The world is facing a new food crisis as the worst US drought in more than 50 years pushes the agricultural commodity prices to record highs.

Corn and soyabean prices surged to record highs on Thursday, surpassing the peaks of the 2007-08 crisis that sparked food riots in more than 30 countries. Wheat prices are not yet at record levels but have rallied more than 50 per cent in five weeks, exceeding prices reached in the wake of Russia’s 2010 export ban.

The drought in the US, which supplies nearly half the world’s exports of corn and much of its soyabeans and wheat, will reverberate well beyond its borders, affecting consumers from Egypt to China.

“I’ve been in the business more than 30 years and this is by far and away the most serious weather issue and supply and demand problem that I have seen by a mile,” said a senior executive at a trading house. “It’s not even comparable to 2007-08.”

(As a side note, really Financial Times? Soyabeans?)

The 2007-08 crisis was largely the fault of commodity speculation pushing oil and food prices upward. This is a “natural” event (if you ignore the man-made effects of climate change leading to weather events like droughts), perhaps not as bad as the Dust Bowl years of the 1930s, but as bad as any drought since 1956. We haven’t seen the full impact hit the markets yet, but it can’t help but have an impact, given the huge market share of corn and soybean exports from the United States.
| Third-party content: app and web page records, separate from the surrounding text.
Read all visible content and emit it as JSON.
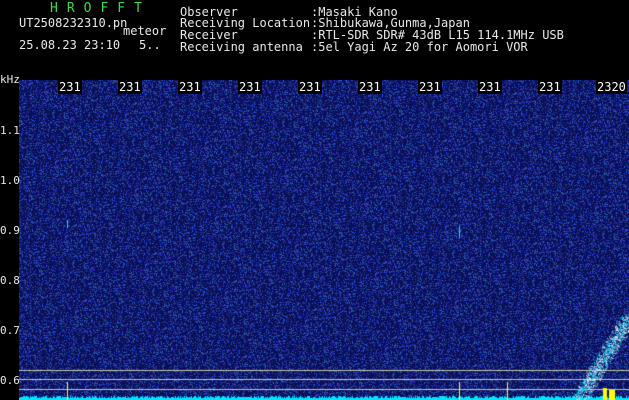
{
  "header": {
    "logo": "HROFFT",
    "filename": "UT2508232310.pn",
    "mode": "meteor",
    "datetime": "25.08.23 23:10",
    "extra": "5.."
  },
  "info": [
    {
      "label": "Observer",
      "value": ":Masaki Kano"
    },
    {
      "label": "Receiving Location",
      "value": ":Shibukawa,Gunma,Japan"
    },
    {
      "label": "Receiver",
      "value": ":RTL-SDR SDR# 43dB L15 114.1MHz USB"
    },
    {
      "label": "Receiving antenna",
      "value": ":5el Yagi Az 20 for Aomori VOR"
    }
  ],
  "yaxis": {
    "unit": "kHz",
    "ticks": [
      "1.1",
      "1.0",
      "0.9",
      "0.8",
      "0.7",
      "0.6"
    ]
  },
  "xaxis": {
    "ticks": [
      "231",
      "231",
      "231",
      "231",
      "231",
      "231",
      "231",
      "231",
      "231",
      "2320"
    ]
  },
  "colors": {
    "background": "#000000",
    "waterfall": "#0a0f5a",
    "noise": "#2a3cc8",
    "signal": "#00e5ff",
    "marker": "#ffff00",
    "text": "#e8e8e8",
    "logo": "#39d94a"
  }
}
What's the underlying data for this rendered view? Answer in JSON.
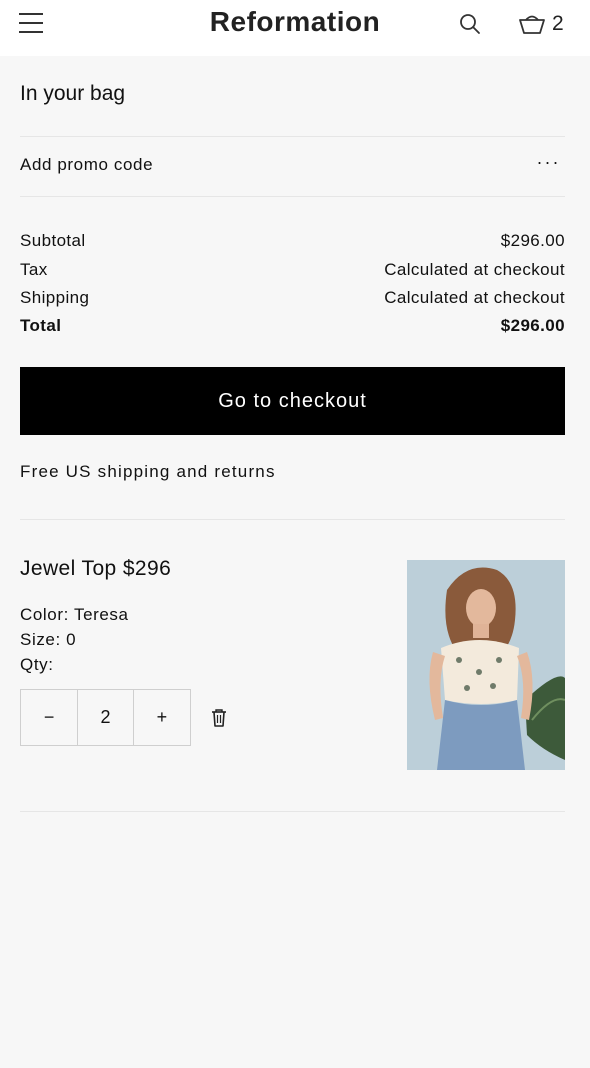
{
  "header": {
    "logo": "Reformation",
    "bag_count": "2"
  },
  "bag": {
    "title": "In your bag",
    "promo_label": "Add promo code",
    "promo_more": "...",
    "summary": {
      "subtotal_label": "Subtotal",
      "subtotal_value": "$296.00",
      "tax_label": "Tax",
      "tax_value": "Calculated at checkout",
      "shipping_label": "Shipping",
      "shipping_value": "Calculated at checkout",
      "total_label": "Total",
      "total_value": "$296.00"
    },
    "checkout_label": "Go to checkout",
    "free_shipping": "Free US shipping and returns"
  },
  "item": {
    "name_price": "Jewel Top $296",
    "color": "Color: Teresa",
    "size": "Size: 0",
    "qty_label": "Qty:",
    "qty_value": "2",
    "decrement": "−",
    "increment": "+"
  },
  "colors": {
    "button_bg": "#000000",
    "page_bg": "#f7f7f7"
  }
}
Just a word here about the Federal Reserve’s “credibility.” Their resistance to engage in monetary accommodation was tied directly into their credibility on prices, wary of anything that even looks like inflation. The drought shows that this is not completely within their power. They didn’t control the weather, and now we’re sure to see commodity inflation at home and abroad. Surely we would be in a better position to deal with this if we weren’t in this holding pattern on the economy for the last couple years, with the Fed unwilling to take measures to boost growth. Now this drought strikes in the middle of a shaky economy and could send it tipping over the edge. This will directly affect consumer spending on key necessities – if you can find a food product these days that does NOT include corn or soybeans, bravo – and raise costs for restaurants, a key part of the small business sector.
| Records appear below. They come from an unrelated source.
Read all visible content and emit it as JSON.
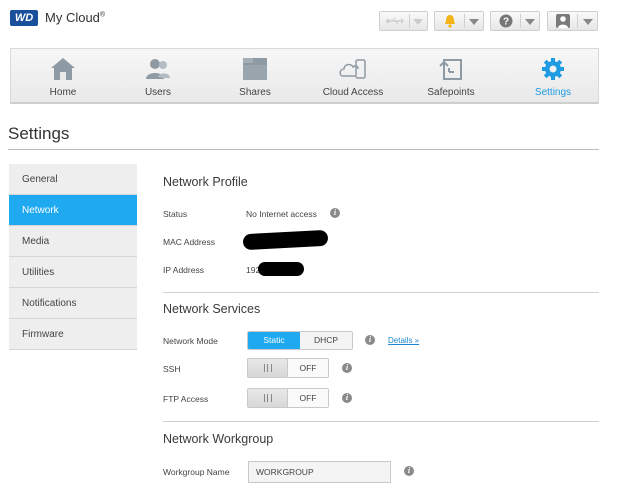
{
  "header": {
    "logo_text": "WD",
    "brand": "My Cloud",
    "brand_mark": "®",
    "buttons": [
      {
        "icon": "usb-icon"
      },
      {
        "icon": "bell-icon",
        "color": "#f2b417"
      },
      {
        "icon": "help-icon"
      },
      {
        "icon": "user-icon"
      }
    ]
  },
  "nav": {
    "items": [
      {
        "label": "Home",
        "icon": "home-icon"
      },
      {
        "label": "Users",
        "icon": "users-icon"
      },
      {
        "label": "Shares",
        "icon": "folder-icon"
      },
      {
        "label": "Cloud Access",
        "icon": "cloud-icon"
      },
      {
        "label": "Safepoints",
        "icon": "safepoint-icon"
      },
      {
        "label": "Settings",
        "icon": "gear-icon",
        "active": true
      }
    ]
  },
  "page": {
    "title": "Settings"
  },
  "sidebar": {
    "items": [
      {
        "label": "General"
      },
      {
        "label": "Network",
        "active": true
      },
      {
        "label": "Media"
      },
      {
        "label": "Utilities"
      },
      {
        "label": "Notifications"
      },
      {
        "label": "Firmware"
      }
    ]
  },
  "network_profile": {
    "title": "Network Profile",
    "status_label": "Status",
    "status_value": "No Internet access",
    "mac_label": "MAC Address",
    "ip_label": "IP Address",
    "ip_value_visible": "192"
  },
  "network_services": {
    "title": "Network Services",
    "mode_label": "Network Mode",
    "mode_options": [
      "Static",
      "DHCP"
    ],
    "mode_selected": "Static",
    "details_link": "Details »",
    "ssh_label": "SSH",
    "ssh_state": "OFF",
    "ftp_label": "FTP Access",
    "ftp_state": "OFF"
  },
  "network_workgroup": {
    "title": "Network Workgroup",
    "workgroup_label": "Workgroup Name",
    "workgroup_value": "WORKGROUP"
  },
  "colors": {
    "accent": "#1fa9f1",
    "logo": "#1a4f9c",
    "alert": "#f2b417"
  }
}
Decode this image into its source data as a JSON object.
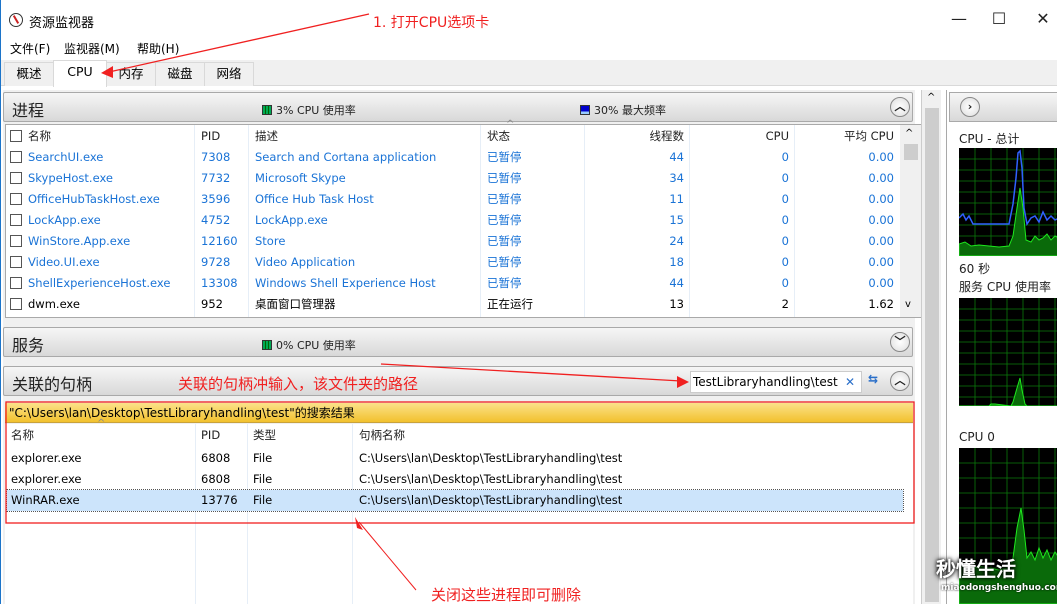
{
  "window": {
    "title": "资源监视器",
    "controls": {
      "minimize": "—",
      "maximize": "☐",
      "close": "✕"
    }
  },
  "menu": [
    "文件(F)",
    "监视器(M)",
    "帮助(H)"
  ],
  "tabs": [
    {
      "label": "概述",
      "active": false
    },
    {
      "label": "CPU",
      "active": true
    },
    {
      "label": "内存",
      "active": false
    },
    {
      "label": "磁盘",
      "active": false
    },
    {
      "label": "网络",
      "active": false
    }
  ],
  "annotations": {
    "open_cpu_tab": "1. 打开CPU选项卡",
    "handles_input": "关联的句柄冲输入，该文件夹的路径",
    "close_processes": "关闭这些进程即可删除",
    "color": "#f02020"
  },
  "processes": {
    "title": "进程",
    "cpu_usage": "3% CPU 使用率",
    "max_freq": "30% 最大频率",
    "columns": [
      "名称",
      "PID",
      "描述",
      "状态",
      "线程数",
      "CPU",
      "平均 CPU"
    ],
    "rows": [
      {
        "name": "SearchUI.exe",
        "pid": "7308",
        "desc": "Search and Cortana application",
        "status": "已暂停",
        "threads": "44",
        "cpu": "0",
        "avg_cpu": "0.00",
        "suspended": true
      },
      {
        "name": "SkypeHost.exe",
        "pid": "7732",
        "desc": "Microsoft Skype",
        "status": "已暂停",
        "threads": "34",
        "cpu": "0",
        "avg_cpu": "0.00",
        "suspended": true
      },
      {
        "name": "OfficeHubTaskHost.exe",
        "pid": "3596",
        "desc": "Office Hub Task Host",
        "status": "已暂停",
        "threads": "11",
        "cpu": "0",
        "avg_cpu": "0.00",
        "suspended": true
      },
      {
        "name": "LockApp.exe",
        "pid": "4752",
        "desc": "LockApp.exe",
        "status": "已暂停",
        "threads": "15",
        "cpu": "0",
        "avg_cpu": "0.00",
        "suspended": true
      },
      {
        "name": "WinStore.App.exe",
        "pid": "12160",
        "desc": "Store",
        "status": "已暂停",
        "threads": "24",
        "cpu": "0",
        "avg_cpu": "0.00",
        "suspended": true
      },
      {
        "name": "Video.UI.exe",
        "pid": "9728",
        "desc": "Video Application",
        "status": "已暂停",
        "threads": "18",
        "cpu": "0",
        "avg_cpu": "0.00",
        "suspended": true
      },
      {
        "name": "ShellExperienceHost.exe",
        "pid": "13308",
        "desc": "Windows Shell Experience Host",
        "status": "已暂停",
        "threads": "44",
        "cpu": "0",
        "avg_cpu": "0.00",
        "suspended": true
      },
      {
        "name": "dwm.exe",
        "pid": "952",
        "desc": "桌面窗口管理器",
        "status": "正在运行",
        "threads": "13",
        "cpu": "2",
        "avg_cpu": "1.62",
        "suspended": false
      }
    ]
  },
  "services": {
    "title": "服务",
    "cpu_usage": "0% CPU 使用率"
  },
  "handles": {
    "title": "关联的句柄",
    "search_value": "TestLibraryhandling\\test",
    "clear_icon": "✕",
    "result_banner": "\"C:\\Users\\lan\\Desktop\\TestLibraryhandling\\test\"的搜索结果",
    "columns": [
      "名称",
      "PID",
      "类型",
      "句柄名称"
    ],
    "rows": [
      {
        "name": "explorer.exe",
        "pid": "6808",
        "type": "File",
        "handle": "C:\\Users\\lan\\Desktop\\TestLibraryhandling\\test",
        "selected": false
      },
      {
        "name": "explorer.exe",
        "pid": "6808",
        "type": "File",
        "handle": "C:\\Users\\lan\\Desktop\\TestLibraryhandling\\test",
        "selected": false
      },
      {
        "name": "WinRAR.exe",
        "pid": "13776",
        "type": "File",
        "handle": "C:\\Users\\lan\\Desktop\\TestLibraryhandling\\test",
        "selected": true
      }
    ]
  },
  "graphs": {
    "cpu_total_label": "CPU - 总计",
    "time_label": "60 秒",
    "service_cpu_label": "服务 CPU 使用率",
    "cpu0_label": "CPU 0"
  },
  "watermark": {
    "text": "秒懂生活",
    "url": "miaodongshenghuo.com"
  },
  "colors": {
    "link_blue": "#1a73d6",
    "banner_yellow": "#f5c842",
    "selection": "#cce4fb",
    "graph_green": "#00d000",
    "graph_blue": "#3060ff"
  }
}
The worst outcome would be for the Fed or other central banks to react to rising corn and soybean prices with monetary tightening designed to get inflation under control. That would harm an already battered economy and basically lead to the worst of all possible worlds, in the name of keeping a lid on inflation.
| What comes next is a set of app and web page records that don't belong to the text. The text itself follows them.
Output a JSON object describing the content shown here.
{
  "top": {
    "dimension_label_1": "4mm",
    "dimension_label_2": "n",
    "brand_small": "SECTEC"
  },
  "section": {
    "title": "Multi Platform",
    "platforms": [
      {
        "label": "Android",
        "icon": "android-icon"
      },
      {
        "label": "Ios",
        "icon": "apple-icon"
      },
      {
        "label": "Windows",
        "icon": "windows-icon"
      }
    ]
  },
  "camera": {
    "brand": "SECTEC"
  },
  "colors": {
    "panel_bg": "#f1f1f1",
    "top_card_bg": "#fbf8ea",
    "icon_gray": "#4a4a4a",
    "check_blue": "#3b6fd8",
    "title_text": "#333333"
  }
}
It would be nice if this tragedy led to a fundamental rethinking about the national security and macroeconomic implications of climate change, but let’s not get crazy here.